Each line in the entries that has the word "avatar" has to be copied.

+++

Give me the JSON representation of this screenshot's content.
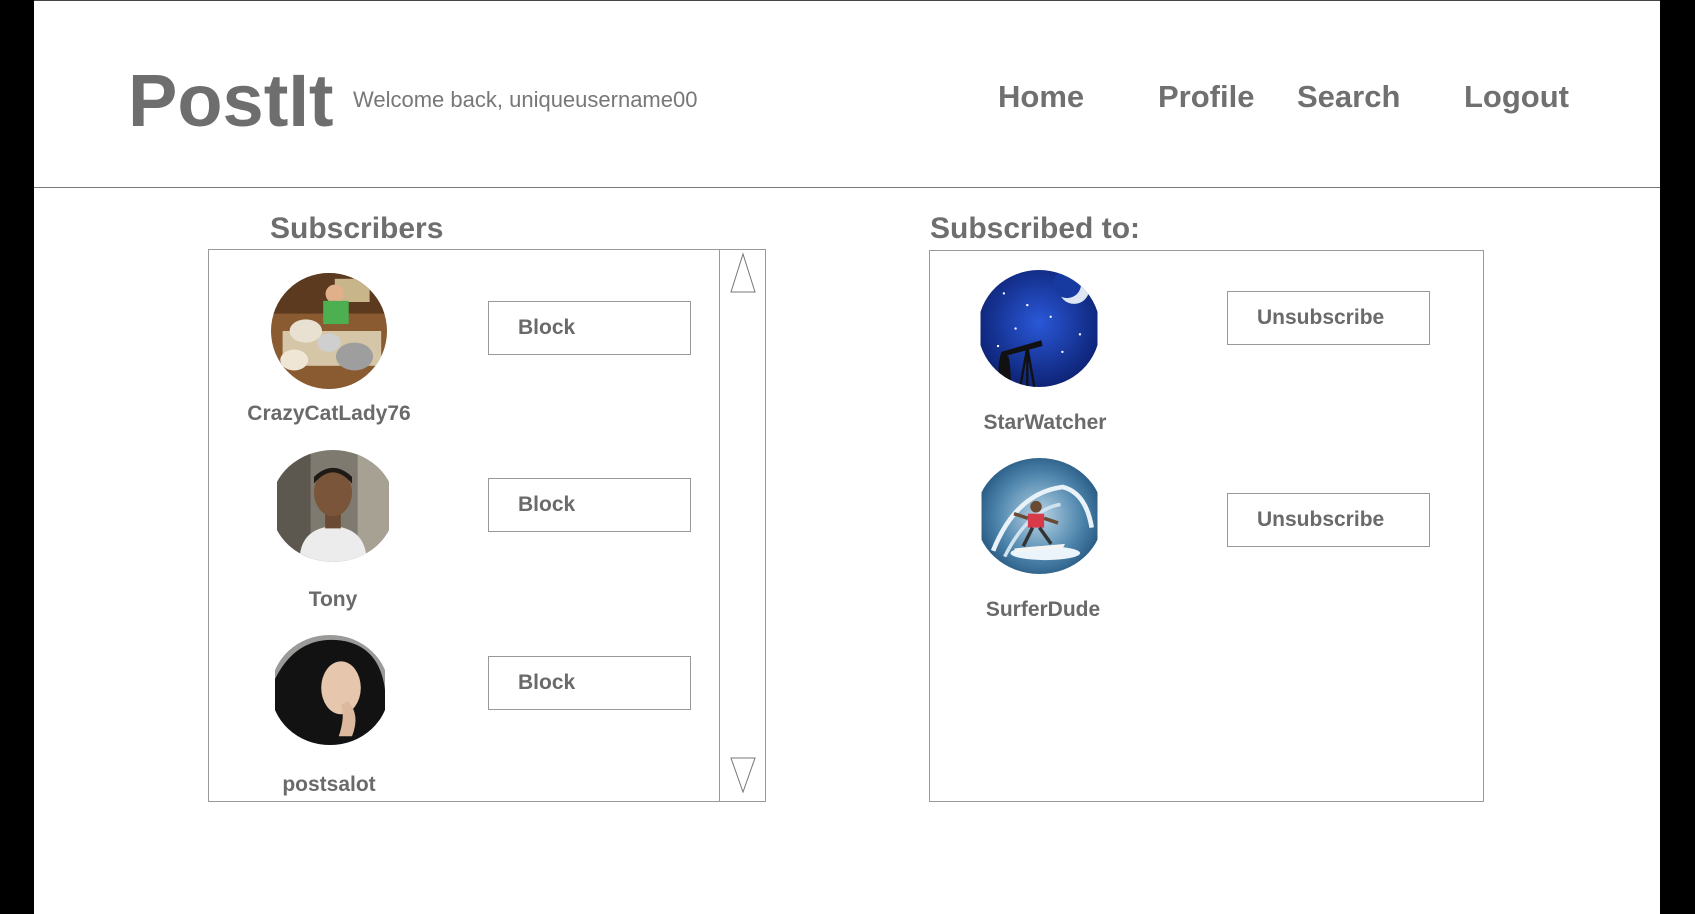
{
  "app": {
    "logo": "PostIt",
    "welcome": "Welcome back, uniqueusername00"
  },
  "nav": {
    "home": "Home",
    "profile": "Profile",
    "search": "Search",
    "logout": "Logout"
  },
  "subscribers": {
    "title": "Subscribers",
    "items": [
      {
        "username": "CrazyCatLady76",
        "action": "Block",
        "avatar": "cats-photo"
      },
      {
        "username": "Tony",
        "action": "Block",
        "avatar": "man-portrait"
      },
      {
        "username": "postsalot",
        "action": "Block",
        "avatar": "woman-portrait"
      }
    ]
  },
  "subscribed_to": {
    "title": "Subscribed to:",
    "items": [
      {
        "username": "StarWatcher",
        "action": "Unsubscribe",
        "avatar": "telescope-night-sky"
      },
      {
        "username": "SurferDude",
        "action": "Unsubscribe",
        "avatar": "surfer-wave"
      }
    ]
  },
  "colors": {
    "text": "#6e6e6e",
    "border": "#999999",
    "background": "#ffffff",
    "outer": "#000000"
  }
}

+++

Exercise answer =>
        "avatar": "cats-photo"
        "avatar": "man-portrait"
        "avatar": "woman-portrait"
        "avatar": "telescope-night-sky"
        "avatar": "surfer-wave"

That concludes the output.